# What to produce
Return every line from the records below that has the word "remove".
--- --- ---
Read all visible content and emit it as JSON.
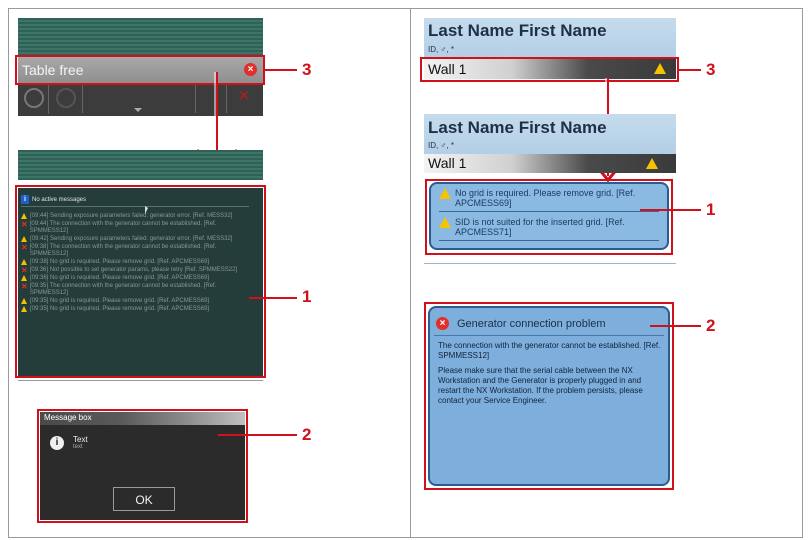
{
  "left": {
    "table_free_label": "Table free",
    "no_active_messages": "No active messages",
    "messages": [
      {
        "type": "warn",
        "text": "[09:44] Sending exposure parameters failed: generator error. [Ref. MESS32]"
      },
      {
        "type": "err",
        "text": "[09:44] The connection with the generator cannot be established. [Ref. SPMMESS12]"
      },
      {
        "type": "warn",
        "text": "[09:42] Sending exposure parameters failed: generator error. [Ref. MESS32]"
      },
      {
        "type": "err",
        "text": "[09:38] The connection with the generator cannot be established. [Ref. SPMMESS12]"
      },
      {
        "type": "warn",
        "text": "[09:38] No grid is required. Please remove grid. [Ref. APCMESS69]"
      },
      {
        "type": "err",
        "text": "[09:36] Not possible to set generator params, please retry [Ref. SPMMESS22]"
      },
      {
        "type": "warn",
        "text": "[09:36] No grid is required. Please remove grid. [Ref. APCMESS69]"
      },
      {
        "type": "err",
        "text": "[09:35] The connection with the generator cannot be established. [Ref. SPMMESS12]"
      },
      {
        "type": "warn",
        "text": "[09:35] No grid is required. Please remove grid. [Ref. APCMESS69]"
      },
      {
        "type": "warn",
        "text": "[09:35] No grid is required. Please remove grid. [Ref. APCMESS69]"
      }
    ],
    "msgbox_title": "Message box",
    "msgbox_text": "Text",
    "msgbox_subtext": "text",
    "ok_label": "OK"
  },
  "right": {
    "patient_name": "Last Name First Name",
    "patient_id_top": "ID, ♂, *",
    "patient_id_bottom": "ID, ♂, *",
    "wall_label": "Wall 1",
    "warnings": [
      "No grid is required. Please remove grid. [Ref. APCMESS69]",
      "SID is not suited for the inserted grid. [Ref. APCMESS71]"
    ],
    "popup_title": "Generator connection problem",
    "popup_para1": "The connection with the generator cannot be established. [Ref. SPMMESS12]",
    "popup_para2": "Please make sure that the serial cable between the NX Workstation and the Generator is properly plugged in and restart the NX Workstation. If the problem persists, please contact your Service Engineer."
  },
  "callouts": [
    "3",
    "1",
    "2",
    "3",
    "1",
    "2"
  ],
  "colors": {
    "callout": "#d0101a",
    "dark_panel": "#2a4a47",
    "blue_panel": "#7eaedb"
  }
}
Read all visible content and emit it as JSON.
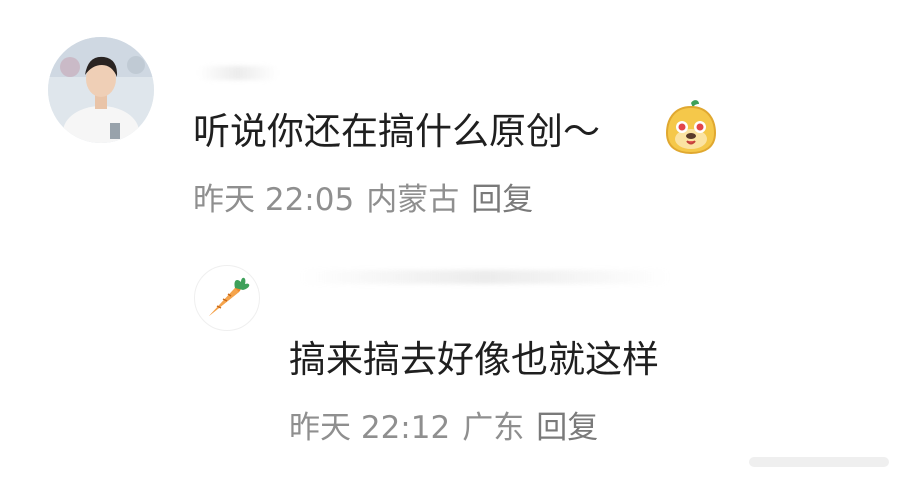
{
  "comment": {
    "text": "听说你还在搞什么原创～",
    "emoji": "smile-face-emoji",
    "time": "昨天 22:05",
    "location": "内蒙古",
    "reply_label": "回复"
  },
  "reply": {
    "text": "搞来搞去好像也就这样",
    "time": "昨天 22:12",
    "location": "广东",
    "reply_label": "回复"
  },
  "colors": {
    "text": "#1f1f1f",
    "meta": "#8f8f8f",
    "emoji_body": "#f5c84a",
    "carrot": "#f08a2c"
  }
}
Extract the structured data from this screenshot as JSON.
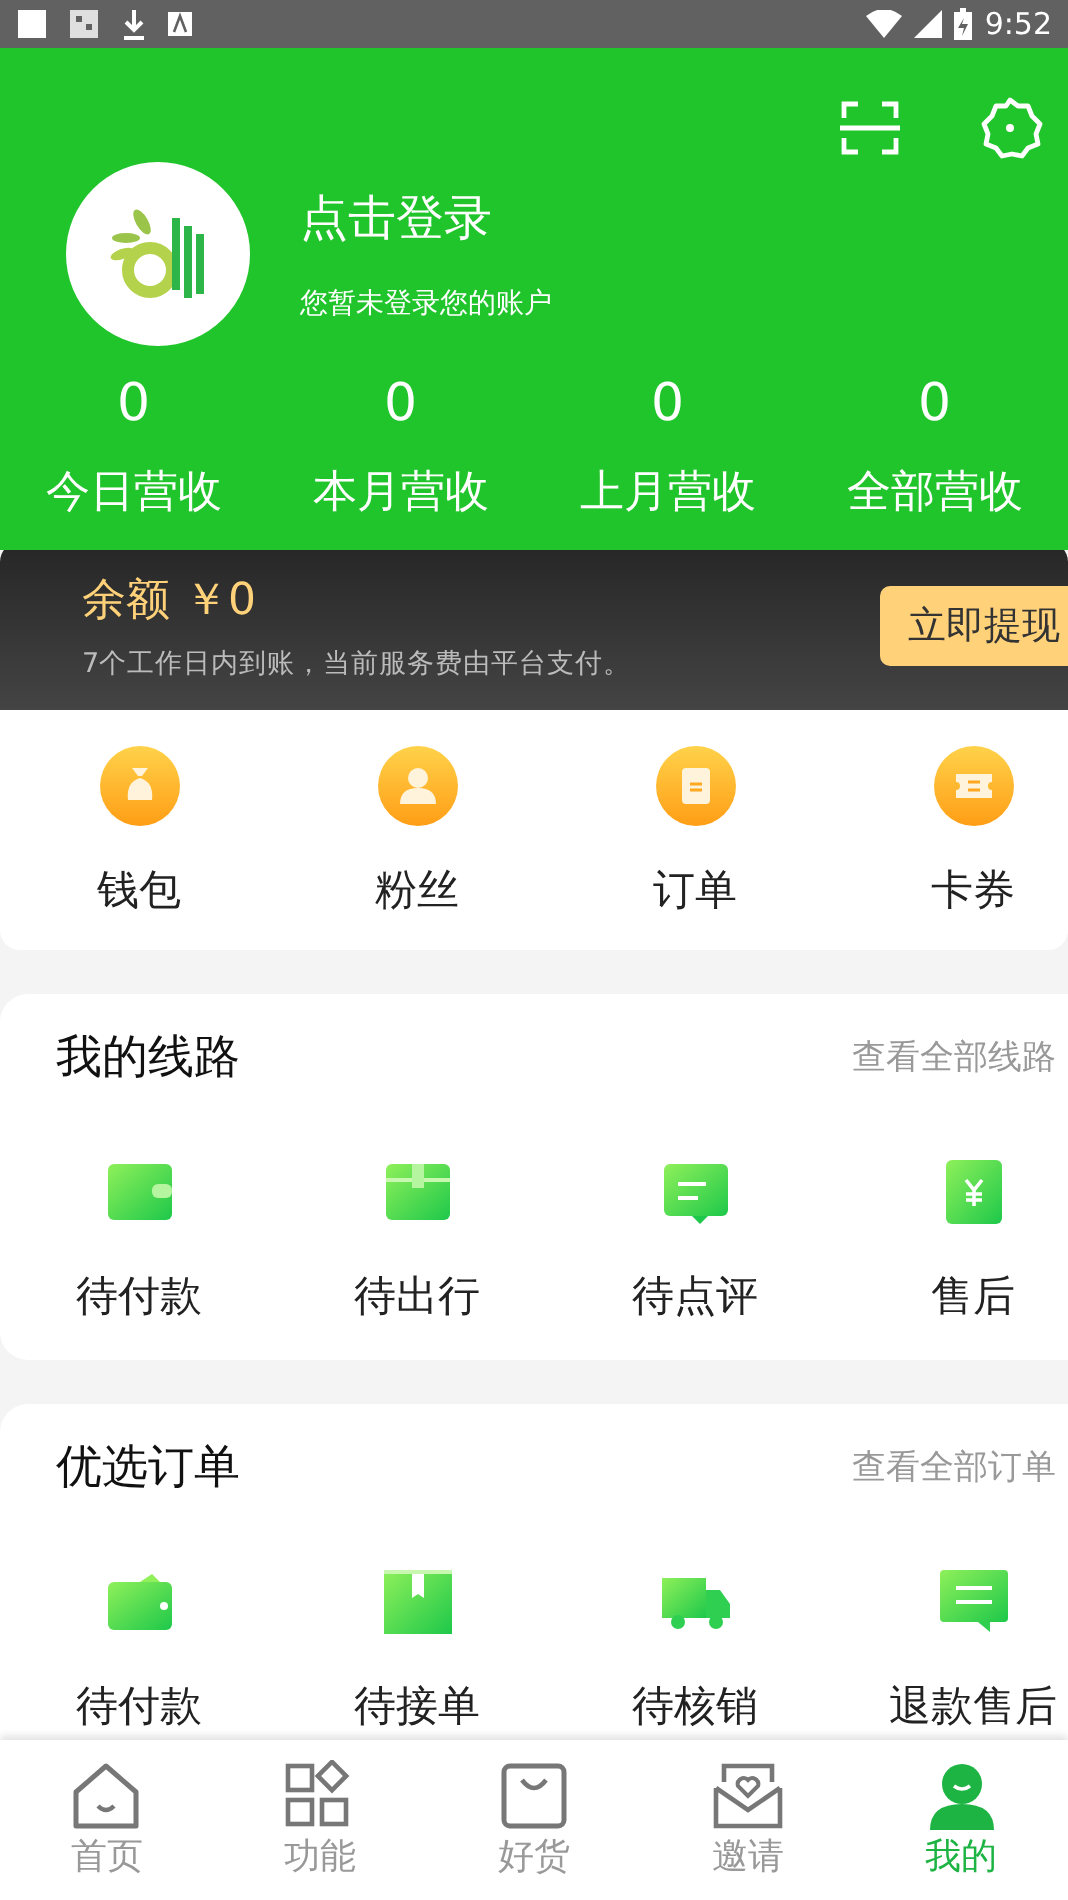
{
  "status_bar": {
    "time": "9:52"
  },
  "header": {
    "login_title": "点击登录",
    "login_subtitle": "您暂未登录您的账户"
  },
  "stats": [
    {
      "value": "0",
      "label": "今日营收"
    },
    {
      "value": "0",
      "label": "本月营收"
    },
    {
      "value": "0",
      "label": "上月营收"
    },
    {
      "value": "0",
      "label": "全部营收"
    }
  ],
  "balance": {
    "label": "余额 ￥0",
    "note": "7个工作日内到账，当前服务费由平台支付。",
    "button": "立即提现"
  },
  "quick_links": [
    {
      "kind": "wallet",
      "label": "钱包"
    },
    {
      "kind": "fans",
      "label": "粉丝"
    },
    {
      "kind": "order",
      "label": "订单"
    },
    {
      "kind": "coupon",
      "label": "卡券"
    }
  ],
  "sections": [
    {
      "title": "我的线路",
      "link": "查看全部线路",
      "items": [
        {
          "kind": "wallet",
          "label": "待付款"
        },
        {
          "kind": "box",
          "label": "待出行"
        },
        {
          "kind": "comment",
          "label": "待点评"
        },
        {
          "kind": "refund",
          "label": "售后"
        }
      ]
    },
    {
      "title": "优选订单",
      "link": "查看全部订单",
      "items": [
        {
          "kind": "wallet2",
          "label": "待付款"
        },
        {
          "kind": "box2",
          "label": "待接单"
        },
        {
          "kind": "truck",
          "label": "待核销"
        },
        {
          "kind": "comment2",
          "label": "退款售后"
        }
      ]
    }
  ],
  "tabbar": [
    {
      "kind": "home",
      "label": "首页",
      "selected": false
    },
    {
      "kind": "grid",
      "label": "功能",
      "selected": false
    },
    {
      "kind": "bag",
      "label": "好货",
      "selected": false
    },
    {
      "kind": "mail",
      "label": "邀请",
      "selected": false
    },
    {
      "kind": "person",
      "label": "我的",
      "selected": true
    }
  ]
}
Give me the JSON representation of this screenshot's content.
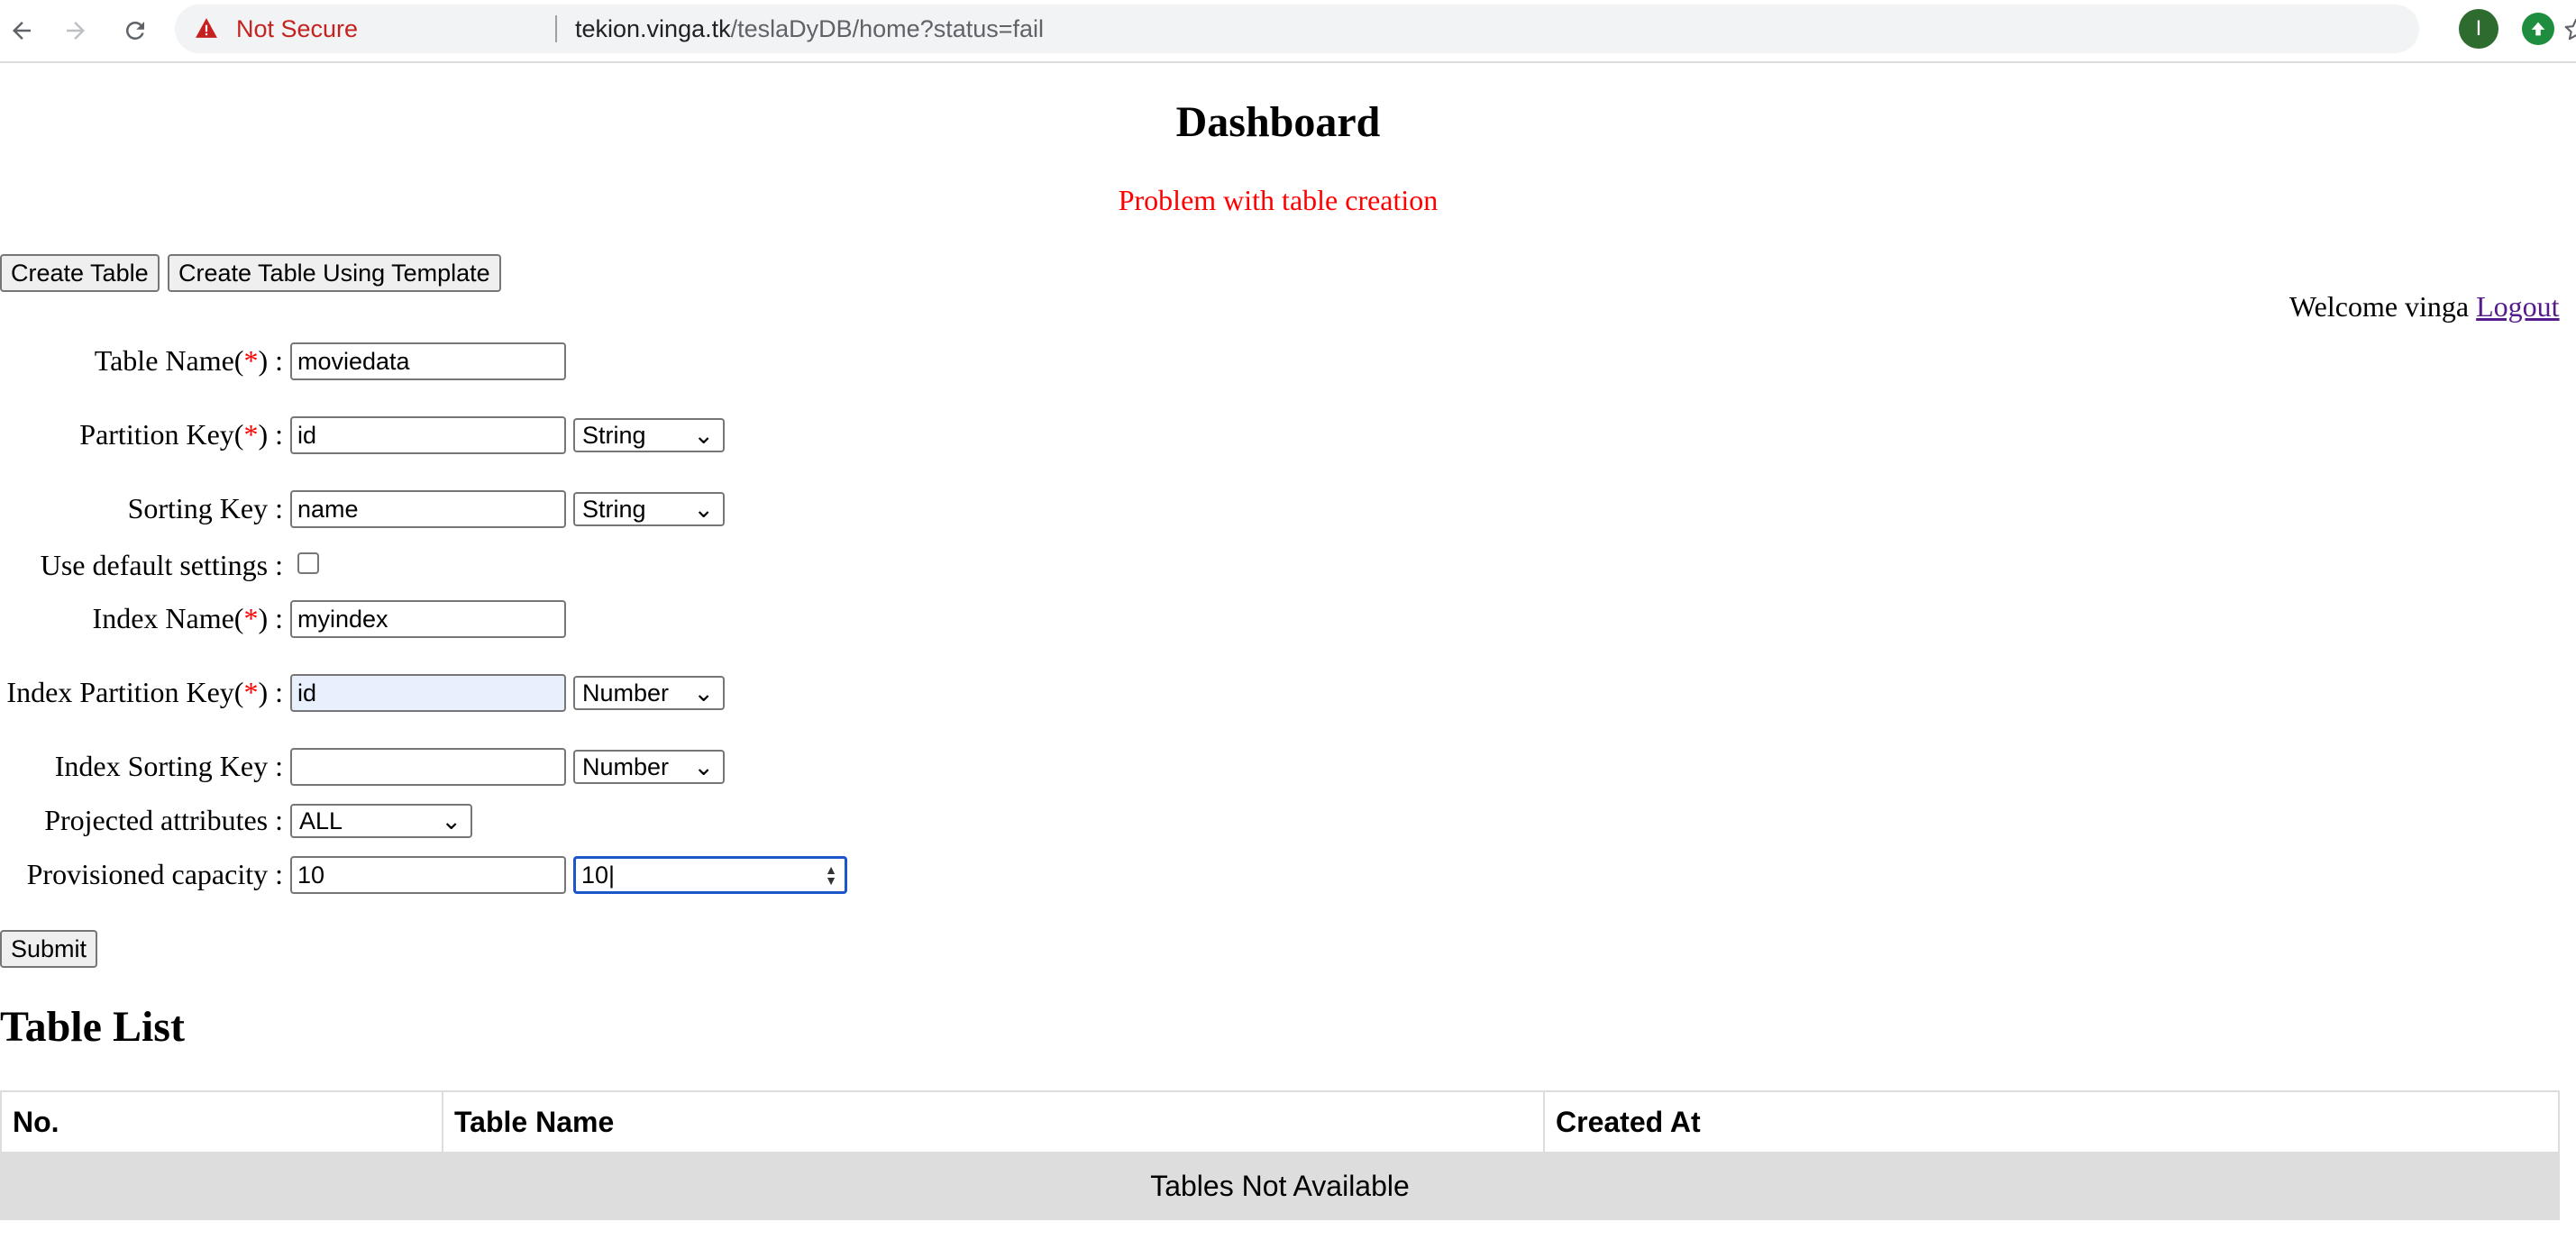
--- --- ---
# Exercise output
        "text": "[09:38] No grid is required. Please remove grid. [Ref. APCMESS69]"
        "text": "[09:36] No grid is required. Please remove grid. [Ref. APCMESS69]"
        "text": "[09:35] No grid is required. Please remove grid. [Ref. APCMESS69]"
        "text": "[09:35] No grid is required. Please remove grid. [Ref. APCMESS69]"
      "No grid is required. Please remove grid. [Ref. APCMESS69]",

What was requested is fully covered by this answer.